* _YOUR INSTRUCTIONS_
When the listing has been read, print it out again in full, word for word.

* _THE INPUT_
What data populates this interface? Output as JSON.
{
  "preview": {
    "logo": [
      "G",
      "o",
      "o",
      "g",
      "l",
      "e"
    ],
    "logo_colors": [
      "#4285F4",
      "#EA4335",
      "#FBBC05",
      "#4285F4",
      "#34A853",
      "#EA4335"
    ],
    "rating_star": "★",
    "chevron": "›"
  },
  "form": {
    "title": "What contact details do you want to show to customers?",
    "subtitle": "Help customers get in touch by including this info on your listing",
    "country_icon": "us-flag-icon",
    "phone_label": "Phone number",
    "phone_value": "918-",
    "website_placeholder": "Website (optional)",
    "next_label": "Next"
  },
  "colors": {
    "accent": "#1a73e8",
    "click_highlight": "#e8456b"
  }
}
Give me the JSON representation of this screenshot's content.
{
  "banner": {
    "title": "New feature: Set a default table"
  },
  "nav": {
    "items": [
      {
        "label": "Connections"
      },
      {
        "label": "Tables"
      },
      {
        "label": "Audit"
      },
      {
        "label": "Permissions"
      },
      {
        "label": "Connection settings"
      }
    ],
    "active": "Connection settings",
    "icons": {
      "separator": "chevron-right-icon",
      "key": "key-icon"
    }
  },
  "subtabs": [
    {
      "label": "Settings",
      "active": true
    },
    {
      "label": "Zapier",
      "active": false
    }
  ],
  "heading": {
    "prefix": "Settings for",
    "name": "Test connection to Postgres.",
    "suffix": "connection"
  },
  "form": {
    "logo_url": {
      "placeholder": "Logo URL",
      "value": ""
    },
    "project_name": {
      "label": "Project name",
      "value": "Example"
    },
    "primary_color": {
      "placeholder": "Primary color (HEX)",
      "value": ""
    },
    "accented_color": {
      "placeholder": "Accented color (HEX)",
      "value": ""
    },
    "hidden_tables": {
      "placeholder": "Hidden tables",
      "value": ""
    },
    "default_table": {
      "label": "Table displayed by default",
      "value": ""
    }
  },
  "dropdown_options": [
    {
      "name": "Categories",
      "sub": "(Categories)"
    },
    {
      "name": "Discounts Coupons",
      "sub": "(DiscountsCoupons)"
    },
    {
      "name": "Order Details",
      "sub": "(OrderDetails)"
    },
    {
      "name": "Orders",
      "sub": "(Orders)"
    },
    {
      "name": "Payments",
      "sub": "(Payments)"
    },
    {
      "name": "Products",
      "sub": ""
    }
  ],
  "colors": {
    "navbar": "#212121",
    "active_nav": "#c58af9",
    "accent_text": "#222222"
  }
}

* _PROBLEM SOLUTION_
What data populates this interface? Output as JSON.
{
  "preview": {
    "logo": [
      "G",
      "o",
      "o",
      "g",
      "l",
      "e"
    ],
    "logo_colors": [
      "#4285F4",
      "#EA4335",
      "#FBBC05",
      "#4285F4",
      "#34A853",
      "#EA4335"
    ],
    "rating_star": "★",
    "chevron": "›"
  },
  "form": {
    "title": "What contact details do you want to show to customers?",
    "subtitle": "Help customers get in touch by including this info on your listing",
    "country_icon": "us-flag-icon",
    "phone_label": "Phone number",
    "phone_value": "918-",
    "website_placeholder": "Website (optional)",
    "next_label": "Next"
  },
  "colors": {
    "accent": "#1a73e8",
    "click_highlight": "#e8456b"
  }
}
Give me the JSON representation of this screenshot's content.
{
  "banner": {
    "title": "New feature: Set a default table"
  },
  "nav": {
    "items": [
      {
        "label": "Connections"
      },
      {
        "label": "Tables"
      },
      {
        "label": "Audit"
      },
      {
        "label": "Permissions"
      },
      {
        "label": "Connection settings"
      }
    ],
    "active": "Connection settings",
    "icons": {
      "separator": "chevron-right-icon",
      "key": "key-icon"
    }
  },
  "subtabs": [
    {
      "label": "Settings",
      "active": true
    },
    {
      "label": "Zapier",
      "active": false
    }
  ],
  "heading": {
    "prefix": "Settings for",
    "name": "Test connection to Postgres.",
    "suffix": "connection"
  },
  "form": {
    "logo_url": {
      "placeholder": "Logo URL",
      "value": ""
    },
    "project_name": {
      "label": "Project name",
      "value": "Example"
    },
    "primary_color": {
      "placeholder": "Primary color (HEX)",
      "value": ""
    },
    "accented_color": {
      "placeholder": "Accented color (HEX)",
      "value": ""
    },
    "hidden_tables": {
      "placeholder": "Hidden tables",
      "value": ""
    },
    "default_table": {
      "label": "Table displayed by default",
      "value": ""
    }
  },
  "dropdown_options": [
    {
      "name": "Categories",
      "sub": "(Categories)"
    },
    {
      "name": "Discounts Coupons",
      "sub": "(DiscountsCoupons)"
    },
    {
      "name": "Order Details",
      "sub": "(OrderDetails)"
    },
    {
      "name": "Orders",
      "sub": "(Orders)"
    },
    {
      "name": "Payments",
      "sub": "(Payments)"
    },
    {
      "name": "Products",
      "sub": ""
    }
  ],
  "colors": {
    "navbar": "#212121",
    "active_nav": "#c58af9",
    "accent_text": "#222222"
  }
}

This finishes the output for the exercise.